It’s a swell book, if I do say so myself.   Howard liked it too.  If you missed it, you can still grab a copy from SubPress, autographed by me, Brad, and Howard himself.

Howard also had a movie out last year… well, actually the year before, but overlapping.   NIGHT OF THE COOTERS, an adaptation of his novelette of the same name, debuted at the LA Shorts Film Festival, where it won the award for Best Sci-Fi.  Scripted by Joe Lansdale, directed and starring Vincent d’Onofrio, produced by the sfx wizards at Trioscope, it spent most of the year on the festival circuit, screening at the Atlanta Film Festival, the Dubuque Film Festival,  FilmQuest in Provo, Utah, the New York Shorts Film Festival, Midwest WeirdFest in Eau Claire, Wisconsin, and the Santa Fe International Film Festival, winning several additional awards along the way.

Howard liked it too.

COOTERS was just the beginning, though.  Only the first of a series of short films — and one full-length feature, we hope — we have been making, based on some of Howard’s astonishing, and unique, stories.   He wrote so many, it was hard to know where to start, but start we did, and I am pleased to say that we have three more Waldrop movies filmed and in the can, in various stages of post production.   Some of you — the lucky ones — will get a chance to see them this year, at a film festival near you.  As with COOTERS, we’re taking them out on the festival circuit.

First one out of the chute will be MARY-MARGARET ROAD GRADER.   We were able to screen a rough cut for Howard just a few days before his death.  I am so so so glad we did.   And I am thrilled to be able to report that he loved it.

We can’t show it to the world yet.   But here’s a trailer, to give you all a taste.

MARY-MARGARET was adapted and directed by Steven Paul Judd, and features an all-indigenous cast, with Crystal Lightning as Mary-Margaret and  Martin Sensemeier as Billy-Bob Chevrolet.  The tractors are all by our friends at Trioscope.

I will be sure to let you know where the movie will be appearing just as soon as we hear back from some of those film festivals.

And there’s more coming after that.  Next up will be THE UGLY CHICKENS, Howard’s most famous story, which won the Nebula and the World Fantasy Award (and should have won the Hugo too, if you ask me).   That one is almost done, and I hope to have a trailer for you soon.   Further down the pike is the film we’re calling FRIENDS FOREVER (that will not be the final title), which should be ready in another four-five months.

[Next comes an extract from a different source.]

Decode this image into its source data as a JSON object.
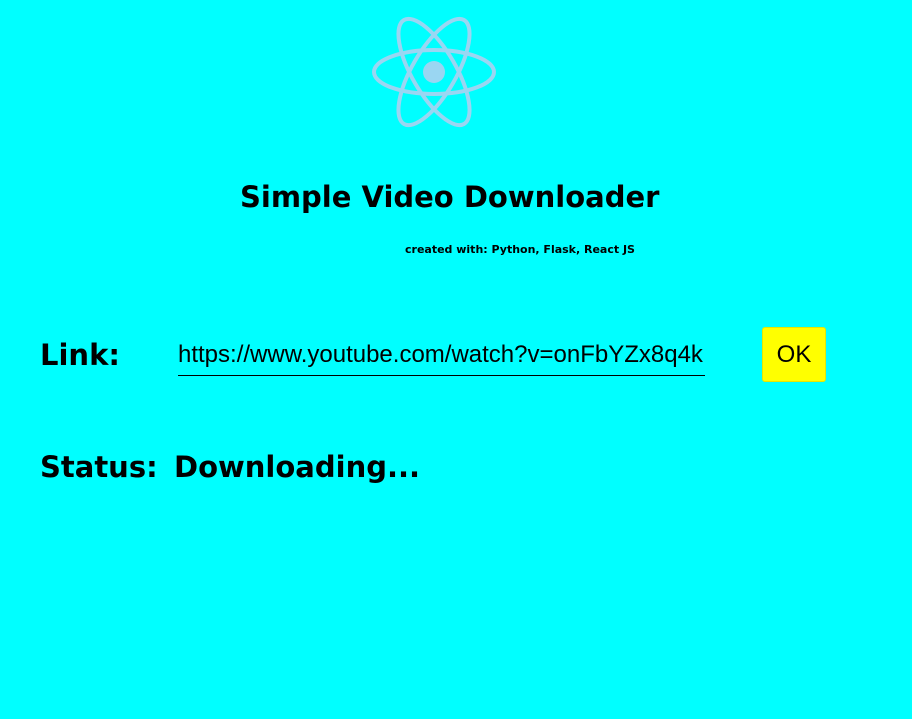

And after that, we hope we hope, will come the feature, a full length adaptation of A DOZEN TOUGH JOBS.   Have not started filming on that yet, but the deals are in place.   The amazing Joe Lansdale adapted the novella, and Howard loved the script.

I wish he was here to see the movies.  To see all the movies.

Howard’s gone.   But his genius lives on.

Current Mood: pleased pleased